Here's my thought and question though: of all those Thanksgiving celebrations, how many of them are missing the mom, dad, sister or brother who is out wearing a uniform and protecting our streets while the rest of us sit around and stuff our faces? I don't mean that in a negative way at all, so please don't take it that way. When I've been out on the street on holidays I certainly want my family to participate in the traditional celebrations, knowing full well that I will as the circumstances permit.

However, I felt it was important as we enter this holiday season, to recognize that the men and women in the law enforcement profession today will likely not get to enjoy what so many take for granted: a large hot meal followed by desert in good company in a secure environment. Unfortunately, when so many family members get together - at least in some families - there are folks who don't get along so well. Mix in fatigue, lots of food, and (sometimes) too much alcohol or some drugs, and you get a family celebration that is all of a sudden not so celibratory. In fact, it can be downright violent.
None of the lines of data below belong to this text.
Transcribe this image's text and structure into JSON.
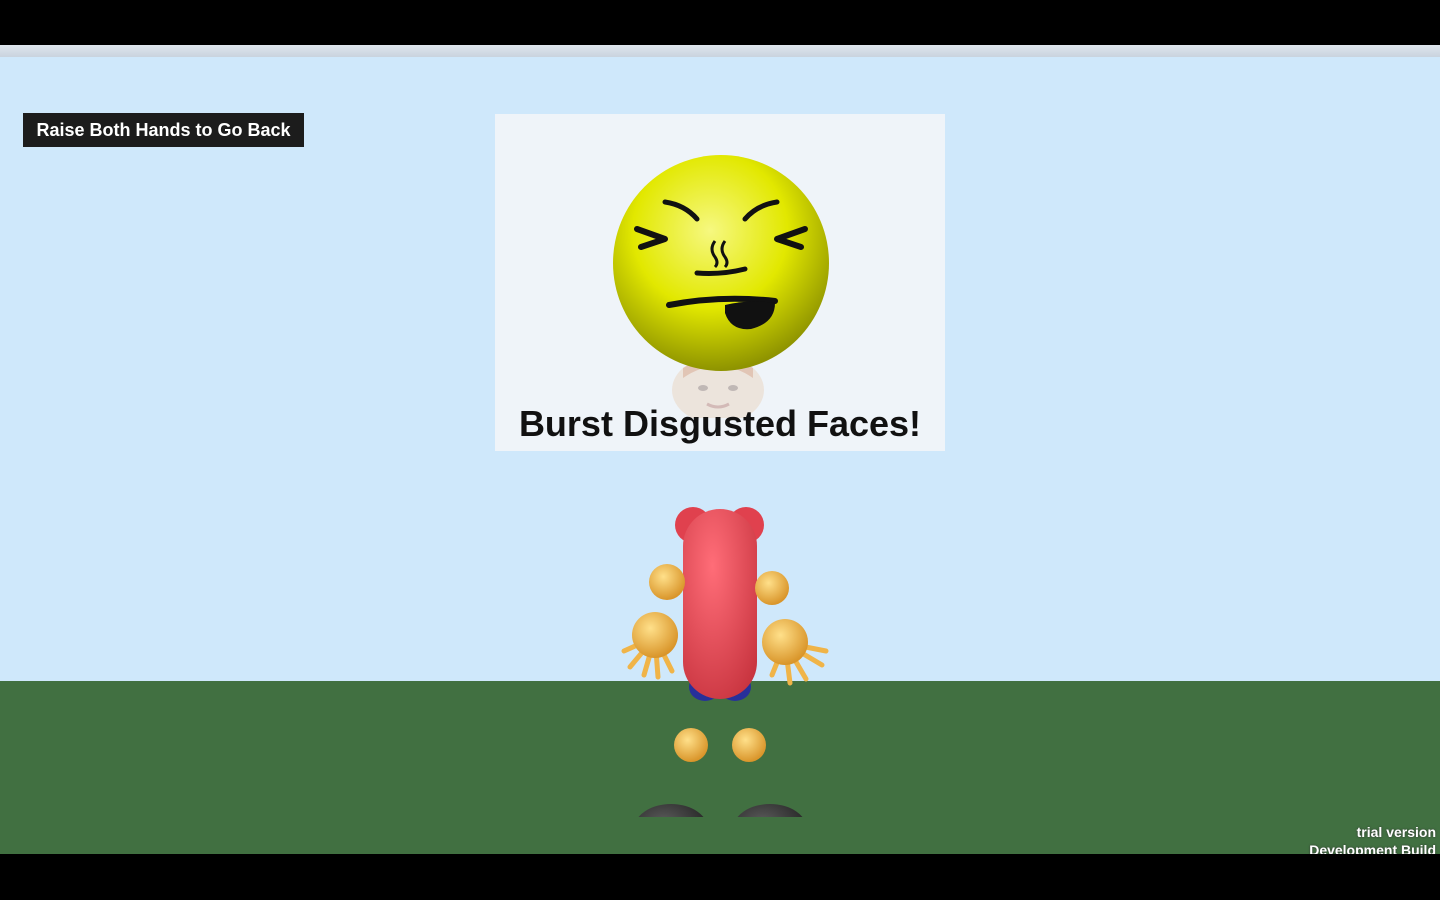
{
  "hud": {
    "back_hint": "Raise Both Hands to Go Back"
  },
  "panel": {
    "emoji": "disgusted-face-icon",
    "instruction": "Burst Disgusted Faces!"
  },
  "build": {
    "line1": "trial version",
    "line2": "Development Build"
  },
  "colors": {
    "sky": "#cfe8fb",
    "ground": "#417041",
    "face": "#e3ea00",
    "body": "#e84a58",
    "joints": "#f3b54a",
    "feet": "#3a3a3a"
  }
}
That's where our missing family members in the LE profession get called in to do their jobs. They get the 911 call for the violent domestic, the unwanted guest, or the family fight over who gets the drumstick. While the rest of us sit around and enjoy the holiday, those in uniform are out stopping drunk drivers from killing themselves or others; responding to calls for shoplifters - and sometimes paying for the food for the shoplifter who is discovered to be a starving person with no family. Yes... compassion runs strong this time of year.

For those of you who have family members who are law enforcement professionals, I encourage you to remember a few things:
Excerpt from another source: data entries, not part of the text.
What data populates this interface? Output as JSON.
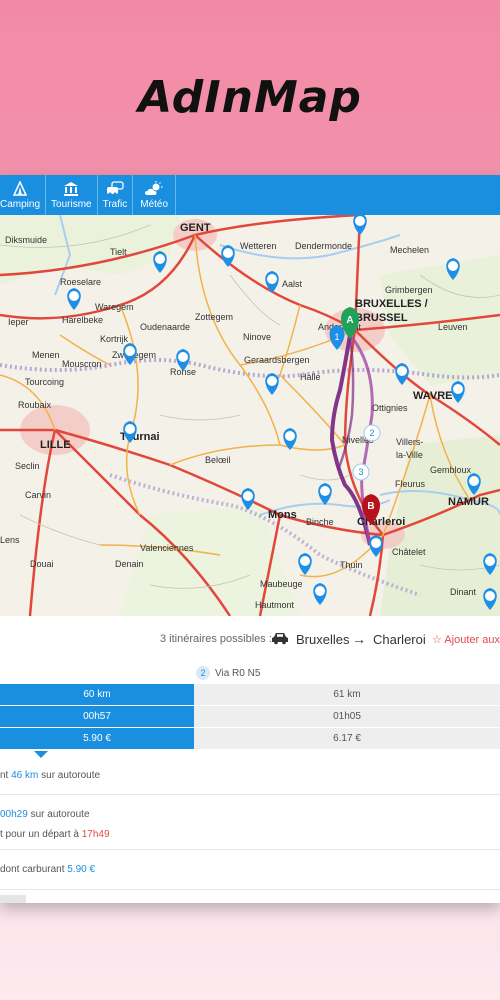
{
  "app_title": "AdInMap",
  "nav": {
    "items": [
      {
        "label": "Camping",
        "icon": "tent-icon"
      },
      {
        "label": "Tourisme",
        "icon": "monument-icon"
      },
      {
        "label": "Trafic",
        "icon": "cars-icon"
      },
      {
        "label": "Météo",
        "icon": "weather-icon"
      }
    ]
  },
  "map": {
    "places": {
      "gent": "GENT",
      "dendermonde": "Dendermonde",
      "mechelen": "Mechelen",
      "bruxelles": "BRUXELLES /",
      "brussel": "BRUSSEL",
      "leuven": "Leuven",
      "aalst": "Aalst",
      "wavre": "WAVRE",
      "lille": "LILLE",
      "roubaix": "Roubaix",
      "tournai": "Tournai",
      "mouscron": "Mouscron",
      "mons": "Mons",
      "charleroi": "Charleroi",
      "namur": "NAMUR",
      "valenciennes": "Valenciennes",
      "maubeuge": "Maubeuge",
      "dinant": "Dinant",
      "halle": "Halle",
      "nivelles": "Nivelles",
      "beloeil": "Belœil",
      "zottegem": "Zottegem",
      "ninove": "Ninove",
      "oudenaarde": "Oudenaarde",
      "tourcoing": "Tourcoing",
      "wetteren": "Wetteren",
      "ottignies": "Ottignies",
      "binche": "Binche",
      "fleurus": "Fleurus",
      "thuin": "Thuin",
      "waregem": "Waregem",
      "kortrijk": "Kortrijk",
      "ieper": "Ieper",
      "menen": "Menen",
      "denain": "Denain",
      "douai": "Douai",
      "seclin": "Seclin",
      "carvin": "Carvin",
      "lens": "Lens",
      "hautmont": "Hautmont",
      "chatelet": "Châtelet",
      "tielt": "Tielt",
      "diksmuide": "Diksmuide",
      "anderlecht": "Anderlecht",
      "geraardsbergen": "Geraardsbergen",
      "roeselare": "Roeselare",
      "harelbeke": "Harelbeke",
      "zwevegem": "Zwevegem",
      "ronse": "Ronse",
      "grimbergen": "Grimbergen",
      "villers": "Villers-",
      "laville": "la-Ville",
      "gembloux": "Gembloux"
    },
    "marker_a": "A",
    "marker_b": "B",
    "waypoint_1": "1",
    "waypoint_2": "2",
    "waypoint_3": "3"
  },
  "itinerary": {
    "count_label": "3 itinéraires possibles :",
    "from": "Bruxelles",
    "arrow": "→",
    "to": "Charleroi",
    "add_label": "Ajouter aux"
  },
  "route_tab": {
    "number": "2",
    "label": "Via R0 N5"
  },
  "comparison": {
    "rows": [
      {
        "selected": "60 km",
        "other": "61 km"
      },
      {
        "selected": "00h57",
        "other": "01h05"
      },
      {
        "selected": "5.90 €",
        "other": "6.17 €"
      }
    ]
  },
  "details": {
    "row1_prefix": "nt",
    "row1_value": "46 km",
    "row1_suffix": "sur autoroute",
    "row2_value": "00h29",
    "row2_suffix": "sur autoroute",
    "row2b_prefix": "t pour un départ à",
    "row2b_value": "17h49",
    "row3_prefix": "dont carburant",
    "row3_value": "5.90 €"
  },
  "colors": {
    "accent": "#1a8fe0",
    "route": "#7b2b83",
    "marker_a": "#1fa35a",
    "marker_b": "#b5121b",
    "favorite": "#e04b4b"
  }
}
  1. They do what they do not because they don't want to be around you but because they have a strong sense of duty that drives them.
  2. They will do all they can to come home to you but they may not be in the best of moods when they get there. Be patient with them.
  3. Leftovers are always appreciated, but it's special if their leftovers are already set aside on their own plate so that all they have to do is warm it up.
  4. Although it's a holiday for the rest of us, it's a work day for them and they don't need to feel guilty about not being home. Support them by letting them know how proud you are of what they do.

For those of you who proudly wear a badge or star and have to work on the holidays, I encourage you to remember a few things as well:

  1. Your family and friends are waiting for you to end your shift; to come home and celebrate, albeit a tad late. Do what you have to to go home to them.
  2. When the stupidity of criminals and silliness of others starts to drag your spirits down, take a mental health break to remember why you do what you do; and what's waiting for you at home. Don't let the job get you down.
  3. Criminals don't take holidays off and they have no sense of compassion. Be careful out there!

With that I will wish all of you a Happy Thanksgiving (fairly early), or a Happy Harvest Festival, or a Happy Whatever-Else-You-May-Celebrate. All I ask is that while you're celebrating you remember the public safety folks who have to work. They do it to keep YOU safe too. Include them in your prayers and if you get the chance to offer them a plate, do so. They'll likely be surprised and appreciative. Some of them won't get home to their families until well after everyone's bed time and that plate you offer them may be the only one they get to share with another kind soul.